Selling at a Loss Can Help Your Tax Bill
It has been a terrible year for the stock market, but there may be a consolation prize in it for some investors: a tax loss that can help them offset their income.
Dumping weaker parts of a portfolio to offset taxes seems obvious when returns are hefty, but it can make just as much sense in rough years.
With the stock market down more than 40 percent this year, some mutual fund investors might be surprised to find they owe taxes even as the value of their investments has tumbled. Some who sold earlier this year when markets were higher might see relief turn to disappointment when the tax bill arrives. And even those who have stayed invested could take a hit -- some funds had so many shareholders getting out that managers were forced to sell investments that would trigger capital gains taxes.
"That's a big whammy for a client when your portfolio is down 40 percent, but you've got a 10 percent capital gain," said Thomas Ruggie, president of Ruggie Wealth Management in Tavares, Fla. "Clients don't take that very well."
He said: "There is absolutely no reason that anybody should pay capital gains taxes in a year that the losses are as large as they are. If you've got gains you've got to offset, you've got to be selling something."
Still, investors shouldn't give the "sell" order until they've determined that tossing aside an investment is the right move. Those who have ridden the market down from its October 2007 peak should consider whether getting out now is wise. The pros most often say it's better to hunker down and wait for a recovery rather than sell when stocks have taken such a beating.
Trying to estimate what they might owe in taxes could help determine whether some maneuvers in December are necessary, experts say. Mutual funds typically post on their Web sites whether they plan to make any capital gains distributions.
Doris Merrick, tax director at Brinton Eaton Wealth Advisors, a financial planning firm in Madison, N.J., said investors should guard against hasty selling simply to sidestep capital gains taxes.

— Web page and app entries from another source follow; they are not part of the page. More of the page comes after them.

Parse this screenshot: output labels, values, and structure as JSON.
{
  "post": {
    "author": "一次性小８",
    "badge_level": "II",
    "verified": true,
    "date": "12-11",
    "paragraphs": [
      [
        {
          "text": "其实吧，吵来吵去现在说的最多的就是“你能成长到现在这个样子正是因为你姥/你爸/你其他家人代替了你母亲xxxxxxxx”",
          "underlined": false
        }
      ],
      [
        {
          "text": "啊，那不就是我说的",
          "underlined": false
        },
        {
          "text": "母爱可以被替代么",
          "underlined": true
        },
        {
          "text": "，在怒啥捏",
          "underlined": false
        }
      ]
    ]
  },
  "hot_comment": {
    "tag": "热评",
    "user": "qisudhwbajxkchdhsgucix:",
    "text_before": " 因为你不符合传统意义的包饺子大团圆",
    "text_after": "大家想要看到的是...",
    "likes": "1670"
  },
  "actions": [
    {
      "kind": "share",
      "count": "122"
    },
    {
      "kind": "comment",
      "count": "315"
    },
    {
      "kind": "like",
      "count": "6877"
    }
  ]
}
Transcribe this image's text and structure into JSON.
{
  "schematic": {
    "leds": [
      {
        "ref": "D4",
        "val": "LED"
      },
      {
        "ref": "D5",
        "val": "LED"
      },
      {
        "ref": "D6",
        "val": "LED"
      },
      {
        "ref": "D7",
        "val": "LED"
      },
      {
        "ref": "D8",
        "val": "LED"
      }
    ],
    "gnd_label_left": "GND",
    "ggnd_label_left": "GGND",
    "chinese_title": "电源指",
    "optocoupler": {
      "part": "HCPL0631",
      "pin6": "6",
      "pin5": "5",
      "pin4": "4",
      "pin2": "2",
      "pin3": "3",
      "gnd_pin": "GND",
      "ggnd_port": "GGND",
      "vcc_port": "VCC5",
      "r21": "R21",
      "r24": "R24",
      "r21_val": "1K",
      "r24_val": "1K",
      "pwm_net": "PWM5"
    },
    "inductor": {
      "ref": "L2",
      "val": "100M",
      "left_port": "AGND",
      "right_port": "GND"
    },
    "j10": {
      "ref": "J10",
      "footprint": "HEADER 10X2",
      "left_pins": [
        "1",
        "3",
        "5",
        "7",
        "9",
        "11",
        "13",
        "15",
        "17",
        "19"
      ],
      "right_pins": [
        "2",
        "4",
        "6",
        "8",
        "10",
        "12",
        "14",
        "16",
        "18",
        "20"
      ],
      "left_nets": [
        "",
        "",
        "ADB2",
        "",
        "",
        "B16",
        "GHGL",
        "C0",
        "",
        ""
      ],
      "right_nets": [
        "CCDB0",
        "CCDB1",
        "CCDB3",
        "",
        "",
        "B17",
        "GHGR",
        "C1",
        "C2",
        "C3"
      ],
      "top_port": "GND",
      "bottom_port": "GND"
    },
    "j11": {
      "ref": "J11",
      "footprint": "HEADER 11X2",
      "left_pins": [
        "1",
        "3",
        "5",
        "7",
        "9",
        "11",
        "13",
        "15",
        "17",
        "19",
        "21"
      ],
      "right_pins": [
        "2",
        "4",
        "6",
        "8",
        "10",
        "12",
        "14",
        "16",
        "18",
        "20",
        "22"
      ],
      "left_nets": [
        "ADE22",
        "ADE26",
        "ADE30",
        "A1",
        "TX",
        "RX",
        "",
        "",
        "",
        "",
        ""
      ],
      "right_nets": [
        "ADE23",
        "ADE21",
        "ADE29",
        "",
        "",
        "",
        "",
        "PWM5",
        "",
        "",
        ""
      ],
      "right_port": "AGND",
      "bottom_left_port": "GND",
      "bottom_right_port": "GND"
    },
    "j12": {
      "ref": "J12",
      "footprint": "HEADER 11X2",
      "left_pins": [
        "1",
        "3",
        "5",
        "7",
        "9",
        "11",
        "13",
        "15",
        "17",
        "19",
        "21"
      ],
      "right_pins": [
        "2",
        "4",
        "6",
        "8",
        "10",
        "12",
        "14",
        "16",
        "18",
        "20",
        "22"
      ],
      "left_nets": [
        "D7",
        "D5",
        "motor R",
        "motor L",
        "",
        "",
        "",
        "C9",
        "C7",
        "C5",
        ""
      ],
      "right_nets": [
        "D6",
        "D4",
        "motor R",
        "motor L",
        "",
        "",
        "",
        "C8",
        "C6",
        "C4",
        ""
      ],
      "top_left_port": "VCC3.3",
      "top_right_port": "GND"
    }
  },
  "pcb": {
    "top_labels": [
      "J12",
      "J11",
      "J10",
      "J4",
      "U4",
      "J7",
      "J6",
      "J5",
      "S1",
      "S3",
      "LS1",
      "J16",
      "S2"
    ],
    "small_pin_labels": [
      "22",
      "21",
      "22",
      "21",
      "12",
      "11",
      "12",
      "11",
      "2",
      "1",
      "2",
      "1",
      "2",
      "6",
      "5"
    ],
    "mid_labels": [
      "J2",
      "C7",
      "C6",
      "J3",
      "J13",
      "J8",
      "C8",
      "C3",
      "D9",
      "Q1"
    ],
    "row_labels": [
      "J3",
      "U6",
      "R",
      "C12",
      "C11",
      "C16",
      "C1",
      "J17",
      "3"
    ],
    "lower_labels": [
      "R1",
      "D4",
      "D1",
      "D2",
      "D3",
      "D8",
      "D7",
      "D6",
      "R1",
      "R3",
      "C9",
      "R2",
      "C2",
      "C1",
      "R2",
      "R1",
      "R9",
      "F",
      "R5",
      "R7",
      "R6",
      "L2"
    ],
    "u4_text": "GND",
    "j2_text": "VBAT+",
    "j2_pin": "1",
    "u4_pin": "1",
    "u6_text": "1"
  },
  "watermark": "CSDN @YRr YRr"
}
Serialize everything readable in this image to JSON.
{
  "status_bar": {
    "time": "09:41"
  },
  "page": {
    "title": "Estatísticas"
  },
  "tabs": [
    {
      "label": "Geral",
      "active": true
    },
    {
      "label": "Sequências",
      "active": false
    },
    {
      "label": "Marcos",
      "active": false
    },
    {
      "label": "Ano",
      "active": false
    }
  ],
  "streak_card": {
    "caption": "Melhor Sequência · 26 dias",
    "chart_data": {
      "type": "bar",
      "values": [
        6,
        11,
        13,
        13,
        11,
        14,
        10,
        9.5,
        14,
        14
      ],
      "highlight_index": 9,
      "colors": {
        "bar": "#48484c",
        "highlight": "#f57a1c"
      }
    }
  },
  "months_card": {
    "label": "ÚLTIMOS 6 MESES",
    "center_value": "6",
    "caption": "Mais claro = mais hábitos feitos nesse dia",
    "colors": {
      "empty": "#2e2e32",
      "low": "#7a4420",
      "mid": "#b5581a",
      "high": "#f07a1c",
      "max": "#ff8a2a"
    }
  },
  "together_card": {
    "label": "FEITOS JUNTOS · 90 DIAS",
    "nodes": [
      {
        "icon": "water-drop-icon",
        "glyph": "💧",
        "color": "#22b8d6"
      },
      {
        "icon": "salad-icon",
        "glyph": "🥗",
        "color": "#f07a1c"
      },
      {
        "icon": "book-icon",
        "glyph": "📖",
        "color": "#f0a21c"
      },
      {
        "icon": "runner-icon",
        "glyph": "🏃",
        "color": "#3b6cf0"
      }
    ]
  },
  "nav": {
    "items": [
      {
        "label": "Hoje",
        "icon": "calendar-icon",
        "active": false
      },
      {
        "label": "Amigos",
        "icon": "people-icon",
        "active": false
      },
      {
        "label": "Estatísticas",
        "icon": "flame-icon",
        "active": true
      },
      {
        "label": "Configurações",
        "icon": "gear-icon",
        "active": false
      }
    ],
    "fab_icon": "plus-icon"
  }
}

"You cannot let the tax tail wag the investment dog. You don't want to give up a good investment of yours to avoid some taxes at 15 percent," she said.
-- Associated Press